BERN, Switzerland (Associated Press, RFE/RL) - After an unprecedented trial, a Swiss court Friday cleared prominent Turkish organizations of charges that they violated racial discrimination laws by disputing the World War I era genocide of Armenians.
The case was based on Switzerland's 1995 anti-racism law, making it a criminal offense to "deny, grossly minimize or seek to justify genocide or other crimes against humanity." Until now it was used only against those denying the existence of the Nazi Holocaust.
A Swiss-Armenian association filed a criminal complaint in 1997, objecting to a letter by Turkish associations which said that the "analogy between the (Nazi) Holocaust and the displacement of the Armenian population has no basis."
"It is not possible to talk about 'genocide' when the Ottoman government never intended to 'exterminate' the Armenians," said the letter, drafted by a coordinating body of Swiss-based Turkish organizations.
The Turkish letter to members of the Swiss parliament was in response to a petition by the Armenian community urging Switzerland to recognize as genocide the killing of more than a million Armenians during and after World War I. Court president Lienhard Ochsner dismissed the case for lack of subjective evidence and said there is no sign that the Turks knowingly breached the anti-racism law. The
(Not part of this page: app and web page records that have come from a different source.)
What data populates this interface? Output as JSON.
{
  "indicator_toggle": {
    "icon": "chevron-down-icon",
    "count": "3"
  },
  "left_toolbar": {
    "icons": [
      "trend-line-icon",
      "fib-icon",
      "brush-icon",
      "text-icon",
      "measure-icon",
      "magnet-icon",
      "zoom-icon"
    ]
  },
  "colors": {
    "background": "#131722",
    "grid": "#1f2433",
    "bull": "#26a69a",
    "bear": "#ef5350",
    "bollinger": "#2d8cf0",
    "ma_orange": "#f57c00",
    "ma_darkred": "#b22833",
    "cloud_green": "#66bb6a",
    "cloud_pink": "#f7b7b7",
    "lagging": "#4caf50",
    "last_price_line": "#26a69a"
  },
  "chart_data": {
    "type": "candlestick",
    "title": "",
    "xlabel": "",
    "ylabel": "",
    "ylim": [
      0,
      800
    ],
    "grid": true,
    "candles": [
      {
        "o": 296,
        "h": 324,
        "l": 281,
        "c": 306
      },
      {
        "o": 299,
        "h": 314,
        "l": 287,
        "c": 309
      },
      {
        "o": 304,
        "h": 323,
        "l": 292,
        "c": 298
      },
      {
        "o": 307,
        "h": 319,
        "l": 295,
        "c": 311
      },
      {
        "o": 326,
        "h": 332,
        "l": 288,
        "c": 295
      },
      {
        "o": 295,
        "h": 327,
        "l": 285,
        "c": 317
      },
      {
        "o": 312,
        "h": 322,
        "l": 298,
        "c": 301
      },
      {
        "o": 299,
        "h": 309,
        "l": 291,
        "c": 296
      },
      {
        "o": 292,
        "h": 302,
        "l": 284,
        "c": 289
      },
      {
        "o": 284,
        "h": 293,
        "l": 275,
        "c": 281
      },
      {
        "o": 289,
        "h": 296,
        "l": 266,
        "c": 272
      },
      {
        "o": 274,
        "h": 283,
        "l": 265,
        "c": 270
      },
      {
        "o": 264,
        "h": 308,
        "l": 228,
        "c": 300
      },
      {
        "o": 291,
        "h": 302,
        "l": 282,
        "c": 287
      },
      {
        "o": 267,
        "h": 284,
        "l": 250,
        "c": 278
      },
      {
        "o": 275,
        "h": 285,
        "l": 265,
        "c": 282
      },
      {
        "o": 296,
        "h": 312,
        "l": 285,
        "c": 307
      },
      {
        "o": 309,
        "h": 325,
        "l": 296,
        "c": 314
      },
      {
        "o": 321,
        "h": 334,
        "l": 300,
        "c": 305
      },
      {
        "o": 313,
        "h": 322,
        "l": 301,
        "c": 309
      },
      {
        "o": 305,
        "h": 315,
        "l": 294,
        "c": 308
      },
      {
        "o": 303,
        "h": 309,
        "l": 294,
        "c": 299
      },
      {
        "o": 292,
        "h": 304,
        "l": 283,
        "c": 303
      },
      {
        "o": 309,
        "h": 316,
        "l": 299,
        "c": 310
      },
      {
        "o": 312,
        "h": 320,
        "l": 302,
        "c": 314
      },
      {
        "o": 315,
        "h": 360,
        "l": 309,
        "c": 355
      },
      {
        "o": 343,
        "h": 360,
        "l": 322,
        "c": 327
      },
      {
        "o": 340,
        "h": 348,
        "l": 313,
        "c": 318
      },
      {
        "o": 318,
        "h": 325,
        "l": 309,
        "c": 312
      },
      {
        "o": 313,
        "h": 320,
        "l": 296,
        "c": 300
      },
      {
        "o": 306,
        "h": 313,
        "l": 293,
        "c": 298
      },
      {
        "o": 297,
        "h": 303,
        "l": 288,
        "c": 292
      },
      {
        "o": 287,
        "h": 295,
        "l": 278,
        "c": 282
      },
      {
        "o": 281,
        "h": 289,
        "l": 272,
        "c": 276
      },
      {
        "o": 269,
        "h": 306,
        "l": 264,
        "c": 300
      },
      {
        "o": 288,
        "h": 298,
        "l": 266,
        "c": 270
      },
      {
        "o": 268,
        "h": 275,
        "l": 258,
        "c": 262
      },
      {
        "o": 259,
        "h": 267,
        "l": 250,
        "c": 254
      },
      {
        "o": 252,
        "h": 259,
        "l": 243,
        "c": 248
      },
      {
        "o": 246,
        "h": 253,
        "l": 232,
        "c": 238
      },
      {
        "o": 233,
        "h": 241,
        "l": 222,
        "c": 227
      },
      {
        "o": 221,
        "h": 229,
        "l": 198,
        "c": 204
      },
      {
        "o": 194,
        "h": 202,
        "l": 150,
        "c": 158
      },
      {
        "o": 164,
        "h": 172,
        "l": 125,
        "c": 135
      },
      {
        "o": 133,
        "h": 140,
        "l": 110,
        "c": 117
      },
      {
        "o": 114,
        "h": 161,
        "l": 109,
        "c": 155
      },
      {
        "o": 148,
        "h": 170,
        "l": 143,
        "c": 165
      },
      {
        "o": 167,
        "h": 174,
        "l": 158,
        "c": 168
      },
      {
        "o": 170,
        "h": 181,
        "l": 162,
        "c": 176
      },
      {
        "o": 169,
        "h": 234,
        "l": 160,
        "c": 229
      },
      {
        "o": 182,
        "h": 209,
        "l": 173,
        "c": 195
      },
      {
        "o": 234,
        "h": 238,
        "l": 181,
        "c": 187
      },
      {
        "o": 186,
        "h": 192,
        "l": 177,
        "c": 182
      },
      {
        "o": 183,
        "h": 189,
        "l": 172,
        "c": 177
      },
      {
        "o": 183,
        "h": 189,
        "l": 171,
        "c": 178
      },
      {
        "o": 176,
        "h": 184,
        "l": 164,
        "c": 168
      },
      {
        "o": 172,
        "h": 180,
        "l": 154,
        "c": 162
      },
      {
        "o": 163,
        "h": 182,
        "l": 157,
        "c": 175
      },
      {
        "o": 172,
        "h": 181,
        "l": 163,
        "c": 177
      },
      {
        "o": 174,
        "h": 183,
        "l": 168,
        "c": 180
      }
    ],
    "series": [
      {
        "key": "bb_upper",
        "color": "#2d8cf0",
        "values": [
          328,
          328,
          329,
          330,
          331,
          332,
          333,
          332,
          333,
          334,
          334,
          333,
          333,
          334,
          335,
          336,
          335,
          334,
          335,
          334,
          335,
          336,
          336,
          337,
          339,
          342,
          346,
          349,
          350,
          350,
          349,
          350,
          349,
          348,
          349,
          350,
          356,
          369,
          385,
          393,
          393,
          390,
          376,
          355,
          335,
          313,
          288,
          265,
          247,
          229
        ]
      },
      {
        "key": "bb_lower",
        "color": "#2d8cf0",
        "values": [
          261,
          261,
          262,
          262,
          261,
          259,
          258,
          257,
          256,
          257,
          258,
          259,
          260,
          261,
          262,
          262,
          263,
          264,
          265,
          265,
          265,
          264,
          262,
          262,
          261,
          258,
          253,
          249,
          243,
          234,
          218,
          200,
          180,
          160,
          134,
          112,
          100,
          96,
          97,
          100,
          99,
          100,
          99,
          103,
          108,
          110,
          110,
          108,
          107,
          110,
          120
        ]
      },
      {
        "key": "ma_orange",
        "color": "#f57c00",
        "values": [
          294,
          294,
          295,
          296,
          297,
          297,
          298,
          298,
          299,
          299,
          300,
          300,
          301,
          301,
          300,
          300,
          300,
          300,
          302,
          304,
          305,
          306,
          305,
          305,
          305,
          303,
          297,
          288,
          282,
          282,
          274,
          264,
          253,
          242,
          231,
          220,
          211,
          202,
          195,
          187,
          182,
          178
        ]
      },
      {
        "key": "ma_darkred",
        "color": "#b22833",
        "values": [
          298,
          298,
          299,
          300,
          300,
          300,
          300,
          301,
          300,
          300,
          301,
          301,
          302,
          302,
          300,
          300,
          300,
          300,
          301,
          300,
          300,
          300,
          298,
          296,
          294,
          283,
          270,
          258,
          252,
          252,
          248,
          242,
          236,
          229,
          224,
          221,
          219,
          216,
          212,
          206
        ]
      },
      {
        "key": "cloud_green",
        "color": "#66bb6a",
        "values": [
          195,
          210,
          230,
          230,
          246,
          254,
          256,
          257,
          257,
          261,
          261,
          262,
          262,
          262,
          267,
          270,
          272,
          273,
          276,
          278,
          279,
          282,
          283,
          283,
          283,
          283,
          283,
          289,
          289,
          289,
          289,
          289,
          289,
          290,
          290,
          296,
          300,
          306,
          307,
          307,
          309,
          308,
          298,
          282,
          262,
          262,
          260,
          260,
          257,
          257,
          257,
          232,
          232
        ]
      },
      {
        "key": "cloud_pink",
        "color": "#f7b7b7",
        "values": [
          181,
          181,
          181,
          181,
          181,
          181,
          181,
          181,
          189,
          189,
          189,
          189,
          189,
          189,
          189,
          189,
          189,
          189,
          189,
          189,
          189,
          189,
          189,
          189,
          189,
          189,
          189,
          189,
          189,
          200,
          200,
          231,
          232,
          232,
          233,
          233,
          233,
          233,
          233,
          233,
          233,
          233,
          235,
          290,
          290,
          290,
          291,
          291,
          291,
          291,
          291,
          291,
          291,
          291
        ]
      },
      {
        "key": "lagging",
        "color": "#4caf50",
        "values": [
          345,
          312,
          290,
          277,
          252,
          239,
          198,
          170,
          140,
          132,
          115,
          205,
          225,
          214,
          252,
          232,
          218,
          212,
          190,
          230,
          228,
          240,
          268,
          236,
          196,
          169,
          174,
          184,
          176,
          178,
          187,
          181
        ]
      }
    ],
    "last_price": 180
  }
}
letter was merely an attempt to voice the opinion of the Turkish community in Switzerland, he ruled.
"They wanted to preserve the untarnished image of their homeland," said Ochsner in his judgment. It was the first case of its kind worldwide.
He said that none of the accused were academics familiar with historical events. All had been influenced by the Turkish teaching of history, which portrayed the genocide purely as an unsubstantiated Armenian allegation.
The Swiss-Armenian association said it will appeal. One of the two ethnic Armenian plaintiffs, Sarkis Shahinian, told RFE/RL by phone that he was “shocked and outraged” by the ruling, which he said “had nothing to do with Swiss law” and was politically motivated. Shahinian charged that Ochsner’s decision was a result of “political pressure.”
The Swiss government refuses to officially use the term “genocide” with respect to the mass killings of Armenians, but lawmakers have tried several times to pass bills recognizing the genocide.
Armenians, backed by many foreign historians, say some 1.5 million of their people were killed as the Ottoman Empire forced them from eastern Turkey between 1915 and 1923 - and that this was a deliberate campaign of genocide by Turkey's rulers at that time. Turkey admits hundreds of thousands died, but says that Armenians were killed or displaced as the Ottoman Empire tried to secure its border with Russia and stop attacks by Armenian militants.
The killings have been recognized as genocide by a U.N. human rights panel and several national governments - including France, Argentina and Russia - as well as 11 U.S. state governments. Turkey retaliated against several French companies in January, canceling millions of dollars worth of defense deals, in fury at the French parliamentary vote.
Last fall former President Bill Clinton persuaded the U.S. House to shelve a nonbinding resolution that would have used the term genocide, arguing it would damage relations with a key ally.